Last week, Journalism.co.uk reported that the national president of the Society of Professional Journalists had urged the Associated Press to maintain its paid internship program as it underwent an internal examination. The AP changed its internship program in news to the AP Internship Program about 10 years ago, doubling the program in size.
Today a spokesperson told Journalism.co.uk that the internship program will resume in 2012 with “the same focus on diversity”.
As part of the cutback AP has also suspended its attendance at journalism recruitment conventions for a year.
Yesterday Poynter Online’s Rick Edmonds reported that the Associated Press has seen its newspaper revenues drop by a third in the past two years, from $220 million a year to around $140 million. This now represents just over 20 per cent of AP’s total revenue.
According to Poynter, AP’s CEO Tom Curley said he expected this to “drop ‘another $5 million to $7 million a year’ in 2011 and beyond”.

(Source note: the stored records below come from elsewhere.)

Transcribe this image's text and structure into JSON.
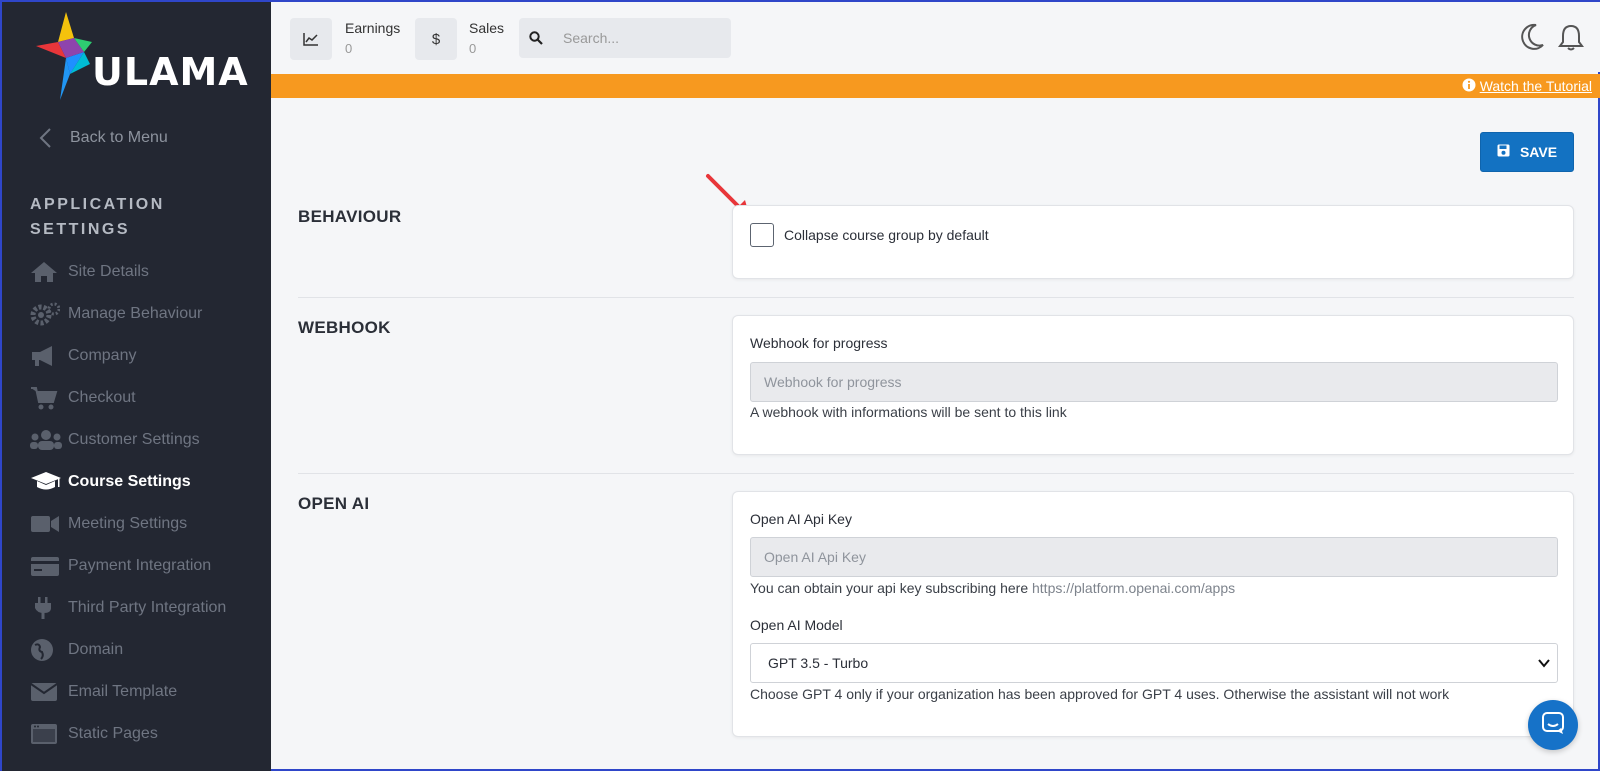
{
  "brand": {
    "name": "ULAMA"
  },
  "sidebar": {
    "back_label": "Back to Menu",
    "section_title": "APPLICATION SETTINGS",
    "items": [
      {
        "label": "Site Details",
        "icon": "home-icon"
      },
      {
        "label": "Manage Behaviour",
        "icon": "gears-icon"
      },
      {
        "label": "Company",
        "icon": "megaphone-icon"
      },
      {
        "label": "Checkout",
        "icon": "cart-icon"
      },
      {
        "label": "Customer Settings",
        "icon": "users-icon"
      },
      {
        "label": "Course Settings",
        "icon": "graduation-cap-icon",
        "active": true
      },
      {
        "label": "Meeting Settings",
        "icon": "video-icon"
      },
      {
        "label": "Payment Integration",
        "icon": "credit-card-icon"
      },
      {
        "label": "Third Party Integration",
        "icon": "plug-icon"
      },
      {
        "label": "Domain",
        "icon": "globe-icon"
      },
      {
        "label": "Email Template",
        "icon": "envelope-icon"
      },
      {
        "label": "Static Pages",
        "icon": "window-icon"
      }
    ]
  },
  "topbar": {
    "earnings": {
      "label": "Earnings",
      "value": "0"
    },
    "sales": {
      "label": "Sales",
      "value": "0",
      "icon_glyph": "$"
    },
    "search_placeholder": "Search..."
  },
  "banner": {
    "link_text": "Watch the Tutorial",
    "color": "#f7991f"
  },
  "save_label": "SAVE",
  "sections": {
    "behaviour": {
      "title": "BEHAVIOUR",
      "checkbox_label": "Collapse course group by default",
      "checked": false
    },
    "webhook": {
      "title": "WEBHOOK",
      "field_label": "Webhook for progress",
      "placeholder": "Webhook for progress",
      "help": "A webhook with informations will be sent to this link"
    },
    "openai": {
      "title": "OPEN AI",
      "key_label": "Open AI Api Key",
      "key_placeholder": "Open AI Api Key",
      "key_help": "You can obtain your api key subscribing here",
      "key_help_link": "https://platform.openai.com/apps",
      "model_label": "Open AI Model",
      "model_value": "GPT 3.5 - Turbo",
      "model_help": "Choose GPT 4 only if your organization has been approved for GPT 4 uses. Otherwise the assistant will not work"
    }
  },
  "colors": {
    "sidebar_bg": "#232732",
    "accent_blue": "#1372c2",
    "annotation_arrow": "#e8363a"
  }
}
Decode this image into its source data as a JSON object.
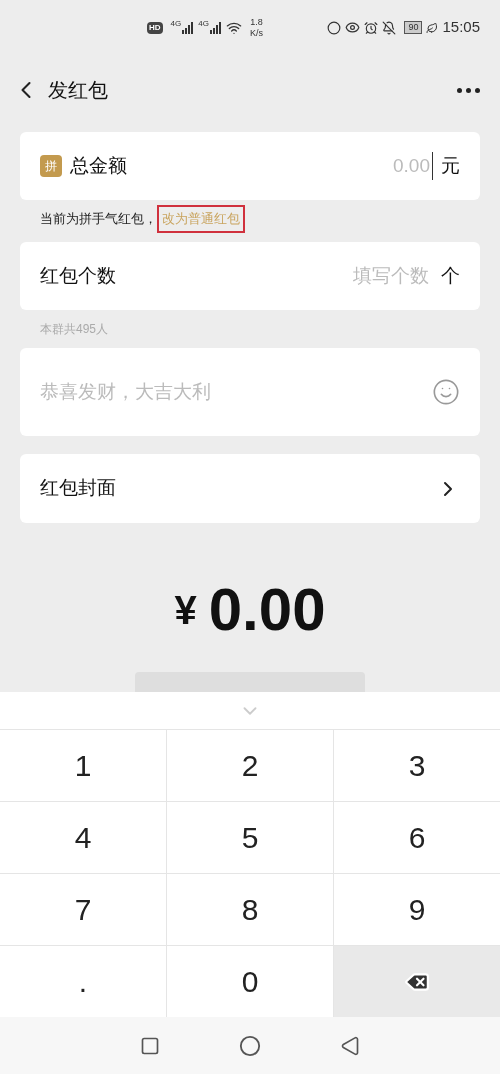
{
  "status_bar": {
    "hd": "HD",
    "network_1": "4G",
    "network_2": "4G",
    "speed_value": "1.8",
    "speed_unit": "K/s",
    "battery": "90",
    "time": "15:05"
  },
  "header": {
    "title": "发红包"
  },
  "amount_card": {
    "badge": "拼",
    "label": "总金额",
    "placeholder": "0.00",
    "unit": "元"
  },
  "type_note": {
    "text": "当前为拼手气红包，",
    "link": "改为普通红包",
    "highlighted": true
  },
  "count_card": {
    "label": "红包个数",
    "placeholder": "填写个数",
    "unit": "个"
  },
  "count_note": "本群共495人",
  "message_card": {
    "placeholder": "恭喜发财，大吉大利"
  },
  "cover_row": {
    "label": "红包封面"
  },
  "total": {
    "currency": "¥",
    "amount": "0.00"
  },
  "keypad": {
    "keys": [
      {
        "kind": "digit",
        "label": "1"
      },
      {
        "kind": "digit",
        "label": "2"
      },
      {
        "kind": "digit",
        "label": "3"
      },
      {
        "kind": "digit",
        "label": "4"
      },
      {
        "kind": "digit",
        "label": "5"
      },
      {
        "kind": "digit",
        "label": "6"
      },
      {
        "kind": "digit",
        "label": "7"
      },
      {
        "kind": "digit",
        "label": "8"
      },
      {
        "kind": "digit",
        "label": "9"
      },
      {
        "kind": "digit",
        "label": "."
      },
      {
        "kind": "digit",
        "label": "0"
      },
      {
        "kind": "delete"
      }
    ]
  }
}
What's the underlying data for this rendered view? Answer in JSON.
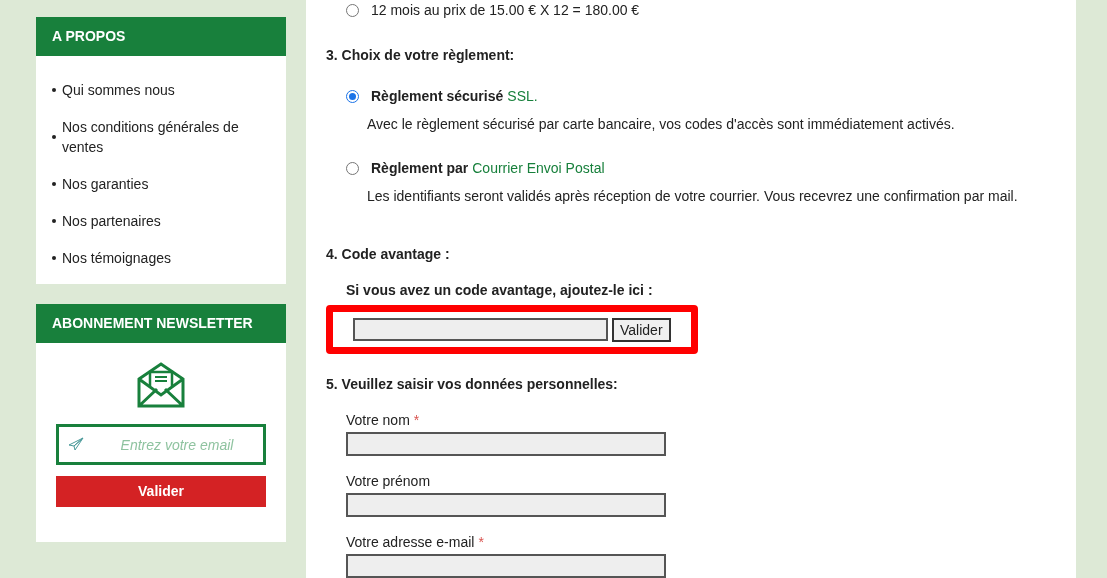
{
  "sidebar": {
    "about": {
      "title": "A PROPOS",
      "items": [
        "Qui sommes nous",
        "Nos conditions générales de ventes",
        "Nos garanties",
        "Nos partenaires",
        "Nos témoignages"
      ]
    },
    "newsletter": {
      "title": "ABONNEMENT NEWSLETTER",
      "placeholder": "Entrez votre email",
      "button": "Valider"
    }
  },
  "main": {
    "duration_option": {
      "label": "12 mois au prix de 15.00 € X 12 = 180.00 €",
      "selected": false
    },
    "payment": {
      "heading": "3. Choix de votre règlement:",
      "options": [
        {
          "title": "Règlement sécurisé",
          "link": "SSL.",
          "description": "Avec le règlement sécurisé par carte bancaire, vos codes d'accès sont immédiatement activés.",
          "selected": true
        },
        {
          "title": "Règlement par",
          "link": "Courrier Envoi Postal",
          "description": "Les identifiants seront validés après réception de votre courrier. Vous recevrez une confirmation par mail.",
          "selected": false
        }
      ]
    },
    "promo": {
      "heading": "4. Code avantage :",
      "prompt": "Si vous avez un code avantage, ajoutez-le ici :",
      "button": "Valider",
      "highlighted": true
    },
    "personal": {
      "heading": "5. Veuillez saisir vos données personnelles:",
      "fields": [
        {
          "label": "Votre nom",
          "required_mark": "*"
        },
        {
          "label": "Votre prénom"
        },
        {
          "label": "Votre adresse e-mail",
          "required_mark": "*"
        }
      ]
    }
  }
}
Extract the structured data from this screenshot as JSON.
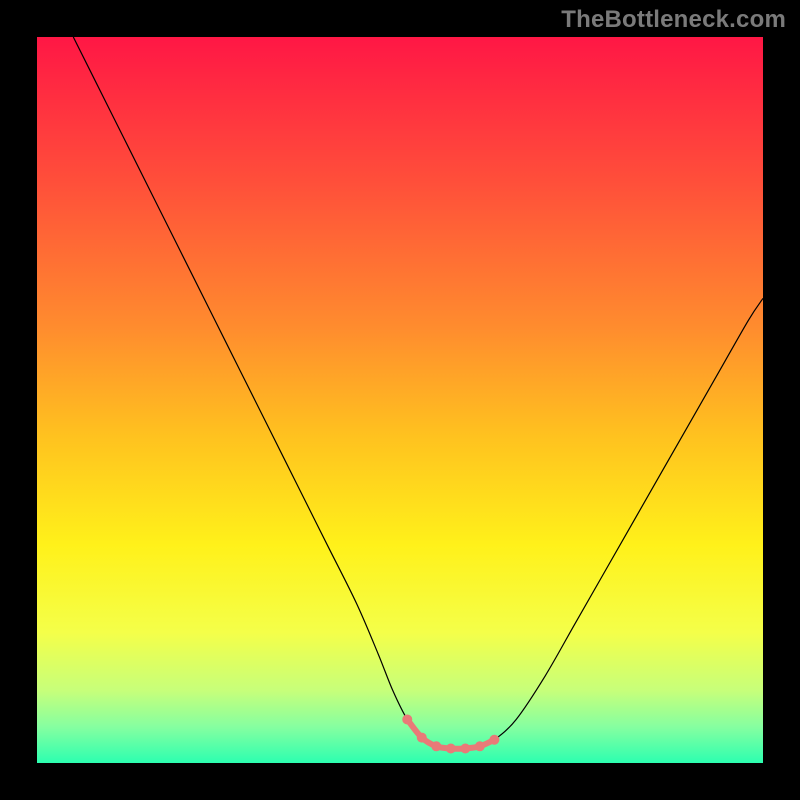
{
  "watermark": "TheBottleneck.com",
  "chart_data": {
    "type": "line",
    "title": "",
    "xlabel": "",
    "ylabel": "",
    "xlim": [
      0,
      100
    ],
    "ylim": [
      0,
      100
    ],
    "grid": false,
    "legend": false,
    "background_gradient": {
      "stops": [
        {
          "pos": 0.0,
          "color": "#ff1745"
        },
        {
          "pos": 0.2,
          "color": "#ff4f3a"
        },
        {
          "pos": 0.4,
          "color": "#ff8c2e"
        },
        {
          "pos": 0.55,
          "color": "#ffc21f"
        },
        {
          "pos": 0.7,
          "color": "#fff11a"
        },
        {
          "pos": 0.82,
          "color": "#f4ff49"
        },
        {
          "pos": 0.9,
          "color": "#c7ff7a"
        },
        {
          "pos": 0.95,
          "color": "#86ffa0"
        },
        {
          "pos": 1.0,
          "color": "#2cffb0"
        }
      ]
    },
    "series": [
      {
        "name": "bottleneck-curve",
        "color": "#000000",
        "width": 1.2,
        "x": [
          5.0,
          8.0,
          12.0,
          16.0,
          20.0,
          24.0,
          28.0,
          32.0,
          36.0,
          40.0,
          44.0,
          47.0,
          49.0,
          51.0,
          53.0,
          55.0,
          57.0,
          59.0,
          61.0,
          63.0,
          66.0,
          70.0,
          74.0,
          78.0,
          82.0,
          86.0,
          90.0,
          94.0,
          98.0,
          100.0
        ],
        "y": [
          100.0,
          94.0,
          86.0,
          78.0,
          70.0,
          62.0,
          54.0,
          46.0,
          38.0,
          30.0,
          22.0,
          15.0,
          10.0,
          6.0,
          3.5,
          2.3,
          2.0,
          2.0,
          2.3,
          3.2,
          6.0,
          12.0,
          19.0,
          26.0,
          33.0,
          40.0,
          47.0,
          54.0,
          61.0,
          64.0
        ]
      },
      {
        "name": "highlight-segment",
        "color": "#e97a78",
        "width": 6,
        "markers": true,
        "marker_radius": 5,
        "x": [
          51.0,
          53.0,
          55.0,
          57.0,
          59.0,
          61.0,
          63.0
        ],
        "y": [
          6.0,
          3.5,
          2.3,
          2.0,
          2.0,
          2.3,
          3.2
        ]
      }
    ]
  }
}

Though Curley and AP spokesman Paul Colford did not provide numbers for other business segments, Curley said growth areas include commercial photos, software businesses and AP’s international television news feeds, about to receive a $30 million upgrade to digital.
Online news has been a positive, he added, and broadcast is stable. Besides covering news abroad, the AP has also has a large international client base.
Do you find yourself critiquing news reports for poor writing style, bad punctuation or incorrect phrasing? If so then this is definitely one for you. The Associated Press (AP) has again opened up the floor to the public for entry suggestions to its 2011 Stylebook.
Last year the AP decided to ask for suggestions for its new section on social media and received 237 ideas in response.
Now the guide’s editors are asking for more suggestions for the next revision. The Stylebook itself features a main A-Z as well as the areas listed below:
- Social Media Guidelines;
- Business Guidelines;
- Sport Guidelines;
- Punctuation Guide;
- Briefing on Media Law;
- Photo Captions;
- Interactive Department;
- Filing Practices;
- Filing the Wire.
The deadline for offering suggestions for the 2011 Stylebook is 15 November.